directory on your executable search path. You can then run
tagfarm from your terminal.
tagfarm operates on a part of your filesystem it calls the media tree. There may be
multiple media trees in your filesystem. The topmost directory of a media tree is called
the media root and it is identified by having a directory
by-tag in it. When
tagfarm is started, it finds the media root it will operate
on, by looking for the
by-tag directory, first in the current directory, then in every
successive parent directory thereof. If it reaches
/ without having found a
directory, it exits immediately with an error code.
One constraint that applies to the media tree is that every file in it should have a
unique name. This allows
tagfarm repair to recreate fix broken tag links when a file is
moved around inside the media tree.
You can add a tag to one or more files with the command
tagfarm tag <tagname> <filename> [<filename2>...]
You can then list the contents of
by-tag/<tagname> and see there are symlinks there.
You can remove a tag to one or more files with the command
tagfarm untag <tagname> <filename> [<filename2>...]
You can list the tags that have been applied to one or more files with
tagfarm showtags <filename> [<filename2>...]
If the source files are moved around, the symbolic links will break. Assuming the files, after having moved, have not changed names and are still found somewhere in the media tree, tagfarm can repair the broken links with the command

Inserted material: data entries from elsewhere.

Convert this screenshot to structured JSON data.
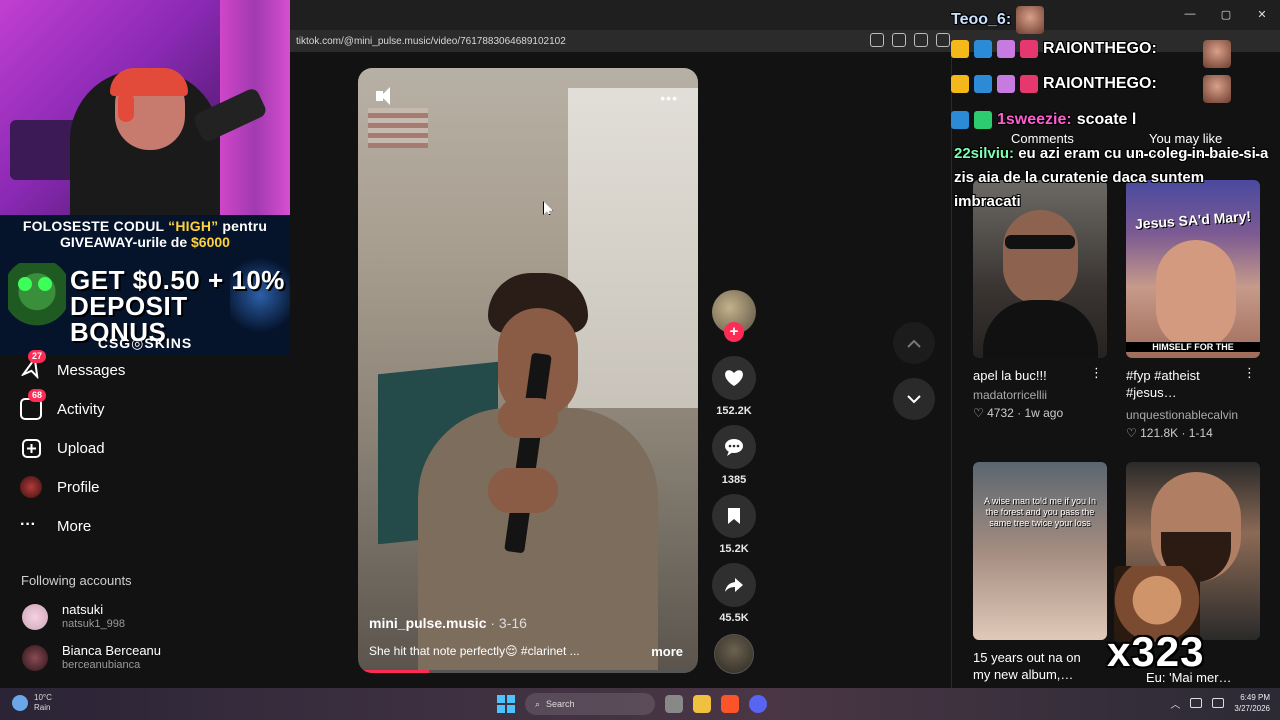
{
  "browser": {
    "url": "tiktok.com/@mini_pulse.music/video/7617883064689102102",
    "window_controls": [
      "—",
      "▢",
      "✕"
    ]
  },
  "promo": {
    "line1_prefix": "FOLOSESTE CODUL ",
    "line1_code": "“HIGH”",
    "line1_suffix": " pentru",
    "line2_prefix": "GIVEAWAY-urile de ",
    "line2_amount": "$6000",
    "big_line1": "GET $0.50 + 10%",
    "big_line2": "DEPOSIT BONUS",
    "brand": "CSG◎SKINS"
  },
  "sidebar": {
    "items": [
      {
        "label": "Messages",
        "badge": "27",
        "icon": "paper-plane-icon"
      },
      {
        "label": "Activity",
        "badge": "68",
        "icon": "inbox-icon"
      },
      {
        "label": "Upload",
        "badge": "",
        "icon": "plus-square-icon"
      },
      {
        "label": "Profile",
        "badge": "",
        "icon": "profile-avatar-icon"
      },
      {
        "label": "More",
        "badge": "",
        "icon": "ellipsis-icon"
      }
    ],
    "following_title": "Following accounts",
    "accounts": [
      {
        "name": "natsuki",
        "handle": "natsuk1_998"
      },
      {
        "name": "Bianca Berceanu",
        "handle": "berceanubianca"
      }
    ]
  },
  "video": {
    "username": "mini_pulse.music",
    "date": " · 3-16",
    "caption": "She hit that note perfectly😌 #clarinet ...",
    "more_label": "more",
    "progress": 0.21,
    "more_dots": "•••"
  },
  "actions": {
    "likes": "152.2K",
    "comments": "1385",
    "saves": "15.2K",
    "shares": "45.5K",
    "plus": "+"
  },
  "right_panel": {
    "tab_comments": "Comments",
    "tab_like": "You may like",
    "cards": [
      {
        "title": "apel la buc!!!",
        "author": "madatorricellii",
        "likes": "♡ 4732 · 1w ago"
      },
      {
        "title": "#fyp #atheist #jesus…",
        "author": "unquestionablecalvin",
        "likes": "♡ 121.8K · 1-14",
        "overlay_top": "Jesus SA'd Mary!",
        "overlay_bottom": "HIMSELF FOR THE"
      },
      {
        "title": "15 years out na on my new album,…",
        "author": "",
        "likes": "",
        "overlay_top": "A wise man told me if you In the forest and you pass the same tree twice your loss"
      },
      {
        "title": "Eu: 'Mai mer…",
        "author": "",
        "likes": ""
      }
    ]
  },
  "chat": {
    "top_user": "Teoo_6:",
    "line_raion": "RAIONTHEGO:",
    "line3_user": "1sweezie:",
    "line3_msg": "scoate l",
    "line4_user": "22silviu:",
    "line4_msg": "eu azi eram cu un coleg in baie si a zis aia de la curatenie daca suntem imbracati",
    "multiplier": "x323"
  },
  "taskbar": {
    "temp": "10°C",
    "weather": "Rain",
    "search": "Search",
    "time": "6:49 PM",
    "date": "3/27/2026"
  },
  "colors": {
    "accent": "#fe2c55",
    "bg": "#121212",
    "promo_yellow": "#ffd23c"
  }
}
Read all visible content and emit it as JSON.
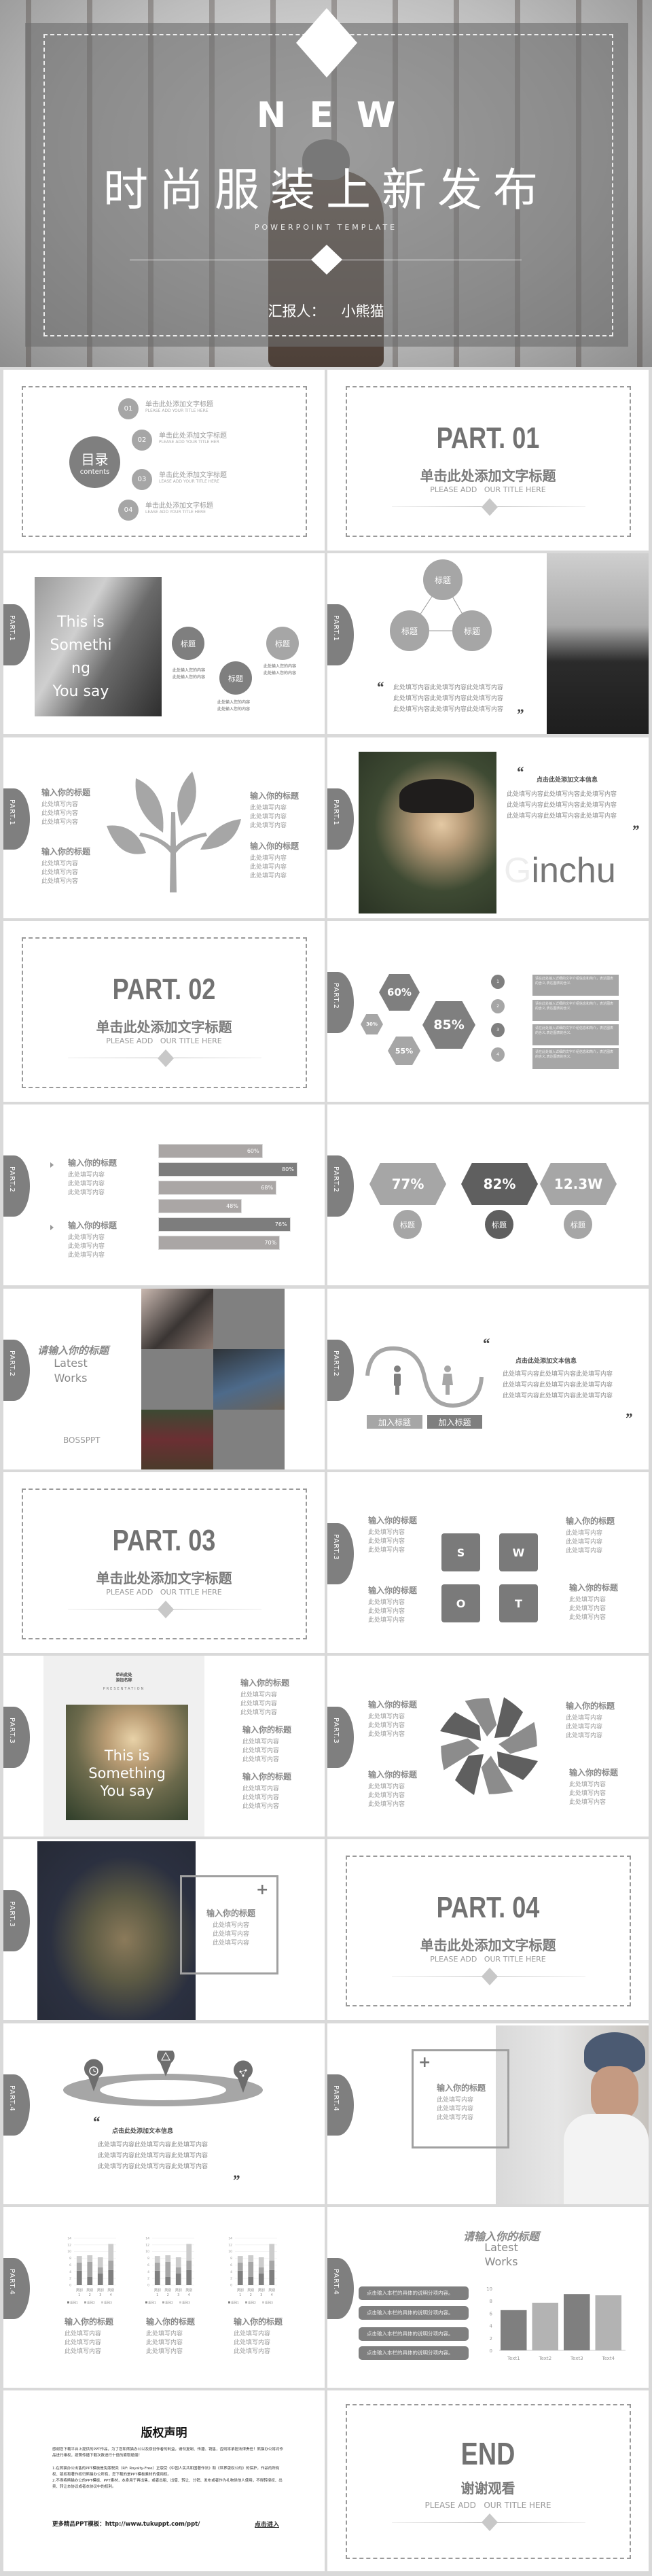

By default, tagfarm will only attempt to repair broken links if they are actually
symlinks (not, for example, regular files) and not broken. To have it replace all files
it happens to find in the tag link directory, pass
--force-relink. This is occasionally
handy for converting a directory full of copies of elsewhere-existing media files,
into links. In conjunction with this,
--restrict-to-tag may be used to name a single tag,
and this operation will be applied only to that tag.
tagfarm repair will also replace any links it finds that have absolute target paths,
with ones with relative target paths, even when the link is not broken.
tagfarm repair will also, when processing a link whose name is like
Link to xyz,
rename it to simply
xyz. This is to handle the case where links are manually
created in a tag directory using a tools such as Nautilus (Gnome Desktop).
tagfarm rename <oldfilename> <newfilename>
Renames the file, like
mv, but also updates any tags that might be on it.
tagfarm collect <tagname> <destdir>
Convenience command to move all the files with a given tag into a destination directory.
If the destination directory does not yet exist, will be created. The tags of the files
are not changed. At the end,
tagfarm repair is called to update the tag links.
The advantage of tagfarm being ultra-lightweight is that if there is something that
it does not directly support, it's often easy to accomplish it by simply issuing
some conventional commands to alter the filesystem. For this reason, some
functionalities you might expect to exist, don't have specific
implemented for them.
For example, to rename a tag, one needs only to rename the directory that contains the tag links. For example:
mv by-tag/airplane by-tag/aeroplane
Better handling of cases where the target being linked is itself a link.
Set-theoretic queries on tags (e.g. tag all files with X or Y and not Z with a new tag T).
git clone https://git.catseye.tc/tagfarm/
- Merge pull request #3 from catseye/develop-0.3-2022.09xx Chris Pressey (commit: GitHub) 4 months ago
- Launch script using `python3` executable by default. Chris Pressey 4 months ago
- Note supported Python versions in the README. Chris Pressey 4 months ago
- Test under Python 2, or 3, or both, depending on what's available. Chris Pressey 4 months ago
- Merge pull request #2 from cpressey/develop-0.3 Chris Pressey (commit: GitHub) 1 year, 8 months ago
- Add --version command-line option. Chris Pressey 2 years ago
- Add --restrict-to-tag option for `repair` subcommand. Chris Pressey 2 years ago
- Merge pull request #1 from cpressey/develop-0.2 Chris Pressey (commit: GitHub) 2 years ago
- Update README for release of version 0.2. Chris Pressey 2 years ago
- Perform repair in sorted order of tags and of files. Chris Pressey 2 years ago